### Task to carry out
Return the lines below that carry the word "this".

### Records shown
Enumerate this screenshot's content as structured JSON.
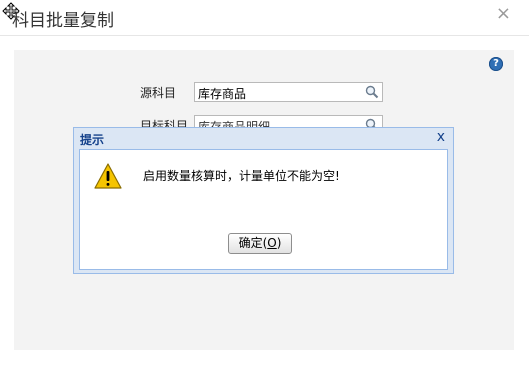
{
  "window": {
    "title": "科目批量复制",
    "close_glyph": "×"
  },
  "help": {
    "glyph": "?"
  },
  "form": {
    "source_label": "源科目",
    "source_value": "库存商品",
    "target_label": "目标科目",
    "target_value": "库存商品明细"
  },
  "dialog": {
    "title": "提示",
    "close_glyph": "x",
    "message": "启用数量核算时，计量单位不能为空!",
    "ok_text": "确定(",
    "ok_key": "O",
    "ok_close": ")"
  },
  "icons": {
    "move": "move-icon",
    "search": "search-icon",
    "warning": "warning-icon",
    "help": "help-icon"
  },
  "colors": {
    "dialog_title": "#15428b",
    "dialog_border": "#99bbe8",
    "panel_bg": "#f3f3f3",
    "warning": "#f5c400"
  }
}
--
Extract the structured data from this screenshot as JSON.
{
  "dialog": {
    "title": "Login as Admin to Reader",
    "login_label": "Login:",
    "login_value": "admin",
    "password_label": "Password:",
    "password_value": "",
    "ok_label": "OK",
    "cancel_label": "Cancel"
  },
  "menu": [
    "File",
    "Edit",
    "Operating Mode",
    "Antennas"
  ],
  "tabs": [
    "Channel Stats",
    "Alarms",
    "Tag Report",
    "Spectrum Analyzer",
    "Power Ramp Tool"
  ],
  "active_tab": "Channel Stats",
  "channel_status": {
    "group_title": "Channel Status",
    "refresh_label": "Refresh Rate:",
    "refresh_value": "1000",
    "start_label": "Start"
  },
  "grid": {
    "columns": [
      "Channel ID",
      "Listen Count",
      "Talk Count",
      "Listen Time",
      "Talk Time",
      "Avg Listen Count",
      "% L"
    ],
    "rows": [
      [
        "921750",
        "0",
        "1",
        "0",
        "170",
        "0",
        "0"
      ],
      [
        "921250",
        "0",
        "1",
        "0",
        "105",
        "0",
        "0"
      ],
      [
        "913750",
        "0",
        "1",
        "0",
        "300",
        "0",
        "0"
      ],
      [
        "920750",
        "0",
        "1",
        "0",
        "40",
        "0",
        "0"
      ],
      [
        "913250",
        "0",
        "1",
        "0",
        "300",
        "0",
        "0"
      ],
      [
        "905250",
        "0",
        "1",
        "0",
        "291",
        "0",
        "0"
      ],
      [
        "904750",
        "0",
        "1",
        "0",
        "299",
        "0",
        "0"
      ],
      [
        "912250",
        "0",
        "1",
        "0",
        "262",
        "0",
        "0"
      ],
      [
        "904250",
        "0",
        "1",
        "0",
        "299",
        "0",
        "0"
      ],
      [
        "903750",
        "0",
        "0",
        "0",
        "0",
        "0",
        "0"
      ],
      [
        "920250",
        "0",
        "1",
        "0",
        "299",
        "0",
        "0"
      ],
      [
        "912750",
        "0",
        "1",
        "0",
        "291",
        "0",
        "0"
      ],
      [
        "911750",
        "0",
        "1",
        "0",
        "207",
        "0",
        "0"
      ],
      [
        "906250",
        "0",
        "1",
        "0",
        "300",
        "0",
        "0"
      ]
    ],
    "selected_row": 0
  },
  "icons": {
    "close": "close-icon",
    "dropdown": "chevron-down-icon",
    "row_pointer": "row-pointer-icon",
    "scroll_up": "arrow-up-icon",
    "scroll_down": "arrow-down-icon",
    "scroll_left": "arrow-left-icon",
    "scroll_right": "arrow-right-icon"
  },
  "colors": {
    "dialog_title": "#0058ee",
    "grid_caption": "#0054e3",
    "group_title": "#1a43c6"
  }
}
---
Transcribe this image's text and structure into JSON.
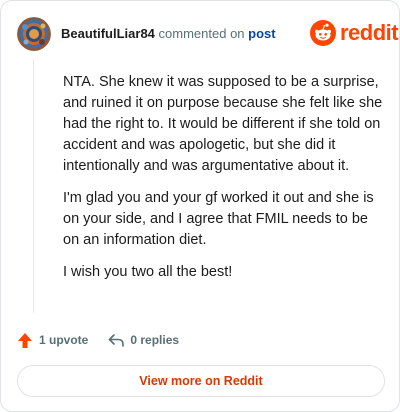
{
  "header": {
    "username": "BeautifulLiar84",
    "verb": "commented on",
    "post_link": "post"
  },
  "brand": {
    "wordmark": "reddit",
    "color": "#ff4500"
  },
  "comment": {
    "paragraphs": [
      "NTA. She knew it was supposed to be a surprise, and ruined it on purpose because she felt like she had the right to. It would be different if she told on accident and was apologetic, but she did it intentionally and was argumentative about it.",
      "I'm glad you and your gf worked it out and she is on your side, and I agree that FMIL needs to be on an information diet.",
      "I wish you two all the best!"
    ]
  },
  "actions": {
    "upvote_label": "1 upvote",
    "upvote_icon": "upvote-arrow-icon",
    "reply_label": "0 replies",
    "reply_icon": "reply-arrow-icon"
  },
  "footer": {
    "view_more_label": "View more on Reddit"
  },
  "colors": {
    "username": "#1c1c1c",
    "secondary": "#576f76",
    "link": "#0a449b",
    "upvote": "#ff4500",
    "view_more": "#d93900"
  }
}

### Task answer
Enumerate this screenshot's content as structured JSON.
Extract the structured data from this screenshot as JSON.
Transcribe this image's text and structure into JSON.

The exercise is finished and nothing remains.